----- Data for processing

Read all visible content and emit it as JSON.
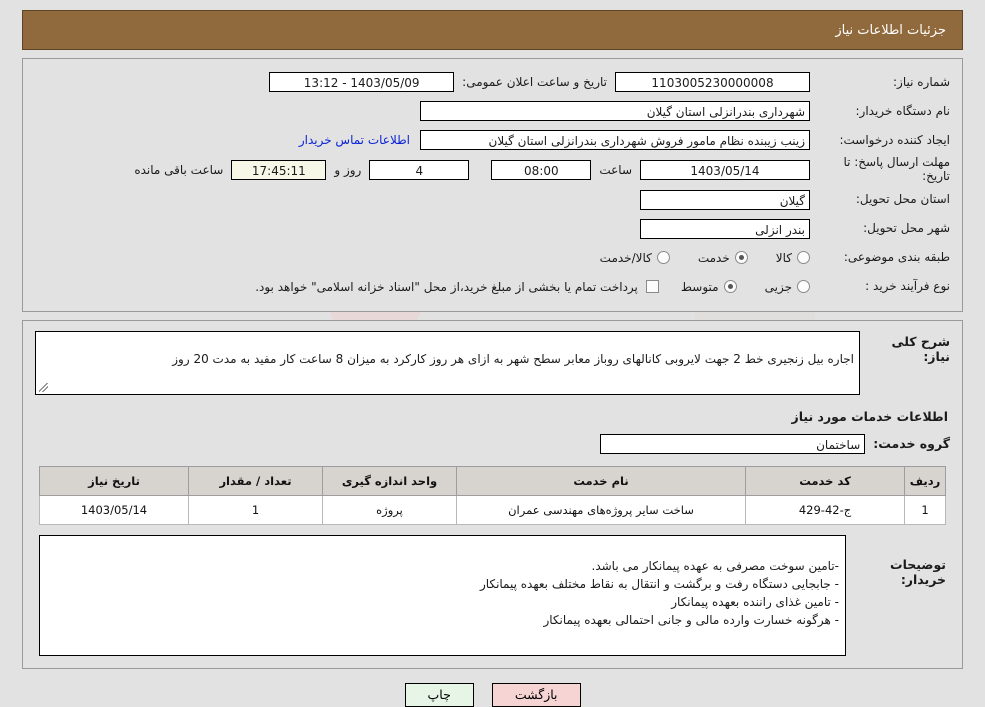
{
  "header": {
    "title": "جزئیات اطلاعات نیاز"
  },
  "watermark": {
    "text": "AriaTender.net"
  },
  "top": {
    "need_number_label": "شماره نیاز:",
    "need_number_value": "1103005230000008",
    "publish_label": "تاریخ و ساعت اعلان عمومی:",
    "publish_value": "1403/05/09 - 13:12",
    "buyer_org_label": "نام دستگاه خریدار:",
    "buyer_org_value": "شهرداری بندرانزلی استان گیلان",
    "creator_label": "ایجاد کننده درخواست:",
    "creator_value": "زینب زیبنده نظام مامور فروش شهرداری بندرانزلی استان گیلان",
    "contact_link": "اطلاعات تماس خریدار",
    "deadline_label": "مهلت ارسال پاسخ: تا تاریخ:",
    "deadline_date": "1403/05/14",
    "hour_label": "ساعت",
    "deadline_time": "08:00",
    "days_value": "4",
    "days_label": "روز و",
    "remaining_time": "17:45:11",
    "remaining_label": "ساعت باقی مانده",
    "province_label": "استان محل تحویل:",
    "province_value": "گیلان",
    "city_label": "شهر محل تحویل:",
    "city_value": "بندر انزلی",
    "category_label": "طبقه بندی موضوعی:",
    "category_options": [
      "کالا",
      "خدمت",
      "کالا/خدمت"
    ],
    "category_selected": "خدمت",
    "process_label": "نوع فرآیند خرید :",
    "process_options": [
      "جزیی",
      "متوسط"
    ],
    "process_selected": "متوسط",
    "treasury_checked": false,
    "treasury_note": "پرداخت تمام یا بخشی از مبلغ خرید،از محل \"اسناد خزانه اسلامی\" خواهد بود."
  },
  "middle": {
    "desc_label": "شرح کلی نیاز:",
    "desc_value": "اجاره بیل زنجیری خط 2 جهت لایروبی کانالهای روباز معابر سطح شهر به ازای هر روز کارکرد به میزان 8 ساعت کار مفید به مدت 20 روز",
    "services_head": "اطلاعات خدمات مورد نیاز",
    "service_group_label": "گروه خدمت:",
    "service_group_value": "ساختمان"
  },
  "table": {
    "columns": [
      "ردیف",
      "کد خدمت",
      "نام خدمت",
      "واحد اندازه گیری",
      "تعداد / مقدار",
      "تاریخ نیاز"
    ],
    "rows": [
      {
        "radif": "1",
        "code": "ج-42-429",
        "name": "ساخت سایر پروژه‌های مهندسی عمران",
        "unit": "پروژه",
        "qty": "1",
        "date": "1403/05/14"
      }
    ]
  },
  "notes": {
    "label": "توضیحات خریدار:",
    "value": "-تامین سوخت مصرفی به عهده پیمانکار می باشد.\n- جابجایی دستگاه رفت و برگشت و انتقال به نقاط مختلف بعهده پیمانکار\n- تامین غذای راننده بعهده پیمانکار\n- هرگونه خسارت وارده مالی و جانی احتمالی بعهده پیمانکار"
  },
  "footer": {
    "print_label": "چاپ",
    "back_label": "بازگشت"
  }
}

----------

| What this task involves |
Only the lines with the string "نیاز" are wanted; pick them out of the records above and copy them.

| Written solution |
    "title": "جزئیات اطلاعات نیاز"
    "need_number_label": "شماره نیاز:",
    "desc_label": "شرح کلی نیاز:",
    "services_head": "اطلاعات خدمات مورد نیاز",
      "تاریخ نیاز"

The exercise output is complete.